The oven's rotation rate determines the depth of the curve spun into the shape of the mirror, or the mirror's focal length. The GMT mirror will spin 5 times a minute, slower than the two 8.4-meter mirrors the Lab made for the Large Binocular Telescope (LBT), because the off-axis GMT mirror is to be a shallower, longer focal-length mirror than the symmetric LBT primaries.

"This is a new epoch for astronomy. The fabrication of the off-axis mirror is a path-breaking event that will advance scientific discovery. Everyone in the eight-member GMT consortium is excited that we're in production." - Richard Meserve, president of the Carnegie Institution.

The Giant Magellan Telescope consortium currently includes the Carnegie Observatories, Harvard University, Smithsonian Astrophysical Observatory, University of Arizona, University of Michigan, Massachusetts Institute of Technology, University of Texas at Austin, and Texas A & M University.

"The fact that we are already in production is directly related to the successful technology developed for the twin 6.5-meter Magellan telescopes at Carnegie's Las Campanas Observatory in Chile. The Magellan telescopes have proved to be the best natural imaging telescopes on the ground." - Matt Johns, assistant director of the Carnegie Observatories and GMT project manager.

Mirror cooling is a carefully controlled process that will take 11 to 12 weeks. After the mirror is completely cooled, the lab will wash the ceramic cores out of the mirror's glass honeycomb cells. Then the mirror will be ground and polished to an accuracy of plus-or-minus 15 to 20 nanometres (a nanometre is a billionth of a meter). The mirror will be coated with a layer of reflective aluminium only 100 nanometres thick at the observatory site.

The GMT is slated for completion in 2016 at a site in northern Chile. With its powerful resolution and enormous collecting area, it will be able to probe the most important questions in astronomy, including the birth of stars and planetary systems in our Milky Way, the mysteries of black holes, and the genesis of galaxies.

Detailed information about the GMT design and science goals is online at

http://www.gmto.org/
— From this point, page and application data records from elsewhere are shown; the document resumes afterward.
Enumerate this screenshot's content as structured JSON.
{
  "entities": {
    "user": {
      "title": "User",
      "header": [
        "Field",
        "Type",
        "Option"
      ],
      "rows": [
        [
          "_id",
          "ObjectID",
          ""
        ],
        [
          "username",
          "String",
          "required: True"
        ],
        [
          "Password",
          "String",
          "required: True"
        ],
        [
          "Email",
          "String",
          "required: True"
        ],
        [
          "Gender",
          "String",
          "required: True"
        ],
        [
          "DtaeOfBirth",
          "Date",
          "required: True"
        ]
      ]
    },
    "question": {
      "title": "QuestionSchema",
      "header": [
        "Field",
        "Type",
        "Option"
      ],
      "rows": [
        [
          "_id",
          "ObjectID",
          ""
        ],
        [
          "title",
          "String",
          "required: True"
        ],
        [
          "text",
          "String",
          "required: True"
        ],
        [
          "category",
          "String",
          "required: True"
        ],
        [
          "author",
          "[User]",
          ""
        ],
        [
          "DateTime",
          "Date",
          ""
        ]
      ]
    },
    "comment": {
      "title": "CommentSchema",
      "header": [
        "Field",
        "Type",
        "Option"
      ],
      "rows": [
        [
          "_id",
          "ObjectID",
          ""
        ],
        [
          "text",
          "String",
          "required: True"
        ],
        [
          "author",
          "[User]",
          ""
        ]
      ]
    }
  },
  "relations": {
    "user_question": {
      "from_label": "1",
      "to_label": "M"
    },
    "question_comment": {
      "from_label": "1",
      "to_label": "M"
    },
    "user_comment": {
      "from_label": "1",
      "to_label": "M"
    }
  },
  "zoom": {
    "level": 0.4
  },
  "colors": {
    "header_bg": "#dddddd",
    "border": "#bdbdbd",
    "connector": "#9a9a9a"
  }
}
__________________
«First  <  1 2 | Page of 2  sorted by
Quick Reply

Please log in to post quick replies.



Create your own FREE Forum
Report Abuse
Powered by ActiveBoard